Commenting on Air Peace’s new order, Head, Africa and Middle East Region, Embraer Commercial Aviation, Stephan Hannemann, said: “Air Peace’s strategic and innovative approach, continues to make them a powerhouse of aviation success in West Africa. Already an E2 operator, it now makes sense to upgrade their ERJ145 fleet, offering passengers more seats and comfort with the E175. The commonality of the cockpits between the E1 and E2 fleet also simplifies aircrew costs and management. Acknowledging Air Peace’s significant investment in the acquisition of the Embraer fleet of aircraft, which has increased to 18 brand new firm aircraft to date, Embraer, in partnership with Air Peace is committed to directly supporting the establishment of local maintenance capabilities in Nigeria.”

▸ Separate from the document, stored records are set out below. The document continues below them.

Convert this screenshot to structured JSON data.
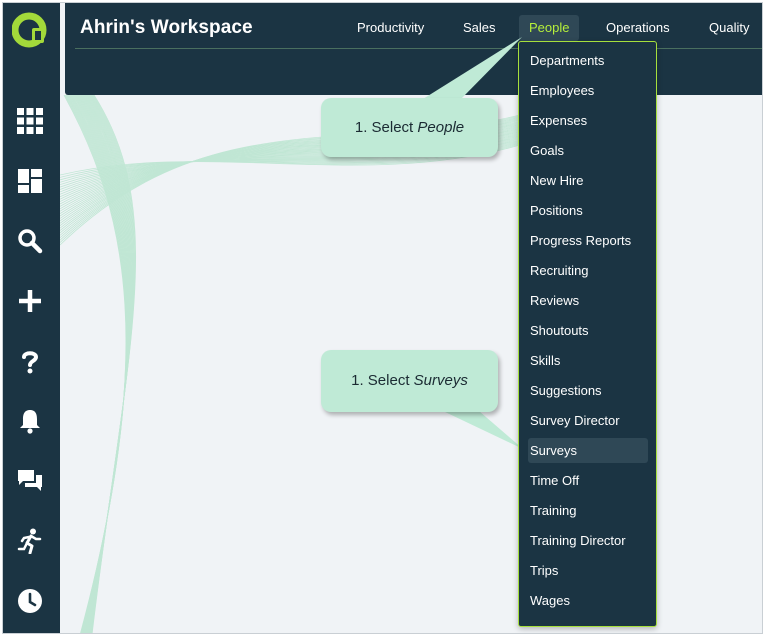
{
  "window": {
    "title": "Ahrin's Workspace"
  },
  "nav": {
    "tabs": [
      {
        "label": "Productivity"
      },
      {
        "label": "Sales"
      },
      {
        "label": "People"
      },
      {
        "label": "Operations"
      },
      {
        "label": "Quality"
      }
    ],
    "active": "People"
  },
  "sidebar": {
    "icons": [
      "app-logo-icon",
      "apps-grid-icon",
      "dashboard-icon",
      "search-icon",
      "add-icon",
      "help-icon",
      "notifications-bell-icon",
      "chat-icon",
      "activity-runner-icon",
      "history-clock-icon"
    ]
  },
  "dropdown": {
    "items": [
      {
        "label": "Departments"
      },
      {
        "label": "Employees"
      },
      {
        "label": "Expenses"
      },
      {
        "label": "Goals"
      },
      {
        "label": "New Hire"
      },
      {
        "label": "Positions"
      },
      {
        "label": "Progress Reports"
      },
      {
        "label": "Recruiting"
      },
      {
        "label": "Reviews"
      },
      {
        "label": "Shoutouts"
      },
      {
        "label": "Skills"
      },
      {
        "label": "Suggestions"
      },
      {
        "label": "Survey Director"
      },
      {
        "label": "Surveys"
      },
      {
        "label": "Time Off"
      },
      {
        "label": "Training"
      },
      {
        "label": "Training Director"
      },
      {
        "label": "Trips"
      },
      {
        "label": "Wages"
      }
    ],
    "highlighted": "Surveys"
  },
  "callouts": [
    {
      "prefix": "1. Select ",
      "emphasis": "People"
    },
    {
      "prefix": "1. Select ",
      "emphasis": "Surveys"
    }
  ],
  "colors": {
    "navy": "#1b3443",
    "accent": "#b6f03a",
    "callout": "#bfead6",
    "background": "#f0f3f6"
  }
}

Air Peace, which is just nine years old, boasts of 20 domestic routes, eight regional and six international destinations, including Mumbai and Israel launched earlier in 2023. The sixth international destination, Jeddah, Saudi Arabia, was launched on October 31 and the airline gears to start operation to London.
Until the Nigerian government becomes intentional in its support for Nigerian carriers operating international destinations, foreign airlines will continue to exploit and ride roughshod on Nigerian travellers.
“With such high population of international travellers, it is expected that Nigeria should be benefitting hugely from its air transport sector and the sector should contribute significantly to its GDP, but international air travel in Nigeria is dominated by foreign airlines that charge outrageous fares to Nigerians.”